He cites the example of an obvious risk facing the Yukon: the spruce bark beetle. 380,000 hectares of southwest Yukon has been hit.
That’s 80 per cent of this area. This is the largest and most intense outbreak of the beetle in Canada.
“The spruce bark beetle has always been in this forest, it’s just never been allowed to grow and it’s never been allowed to stay over successive seasons,” he says.
The overall warming trend in the territory is behind the beetle’s population explosion, he says.
It takes two cold winters in a row with temperatures dipping between minus 30 and minus 40 for two months to kill off these beetles, he adds.
Furthermore, warmer summers have also allowed them to reproduce faster.
Drier summers have meant weaker trees, which are much easier for beetles to attack.
“In order to assess what a community is vulnerable to you have to understand the entire picture,” says Westlake.
Scientists tend to be separated from each other, says Pearce, the researcher from the University Guelph.
“Someone’s working on caribou, someone’s working on permafrost, someone’s working on lake levels…” he laments.
The South-West Yukon Project and Northern Climate ExChange have the advantage of bringing it all together: scientists and community members working side by side.
“When we’re dealing with decision-making the best way to do it is to be inclusive,” says Pearce.
Katharine Sandiford is the Project and Communications Officer at Northern Climate ExChange. She plays an active role in developing community-based climate change projects, impact awareness and risk management.
“If a community is going to adapt, it’s going to take more than just having certain policies, or organizations, or governments (getting) involved,” says Sandiford, “What it takes is a certain pride from the people, a resilience an attitude that it can do it.”
Pearce, Westlake, Ford and Sandiford were in Atlin last month consulting with the community and establishing the foundation for the community’s climate change adaptation plan.

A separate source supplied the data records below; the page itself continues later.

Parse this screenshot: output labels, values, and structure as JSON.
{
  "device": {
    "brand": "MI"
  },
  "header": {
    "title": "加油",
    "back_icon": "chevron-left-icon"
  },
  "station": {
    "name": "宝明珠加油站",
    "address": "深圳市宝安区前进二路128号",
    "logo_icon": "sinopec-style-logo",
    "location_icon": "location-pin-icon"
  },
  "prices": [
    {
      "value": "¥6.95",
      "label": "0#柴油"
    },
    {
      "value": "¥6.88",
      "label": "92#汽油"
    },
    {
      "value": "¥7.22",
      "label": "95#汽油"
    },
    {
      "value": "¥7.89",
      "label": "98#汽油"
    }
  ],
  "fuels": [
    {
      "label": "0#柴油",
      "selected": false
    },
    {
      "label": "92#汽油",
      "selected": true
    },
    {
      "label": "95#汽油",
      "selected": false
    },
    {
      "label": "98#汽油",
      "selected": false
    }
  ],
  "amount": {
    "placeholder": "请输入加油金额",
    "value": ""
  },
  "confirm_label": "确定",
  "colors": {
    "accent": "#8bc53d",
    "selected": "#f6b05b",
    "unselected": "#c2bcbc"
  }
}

A report on this is forthcoming in the News.
Northern Climate ExChange will be conducting a similar project in Dawson this fall.
Stephen Badhwar is a writer living in Atlin.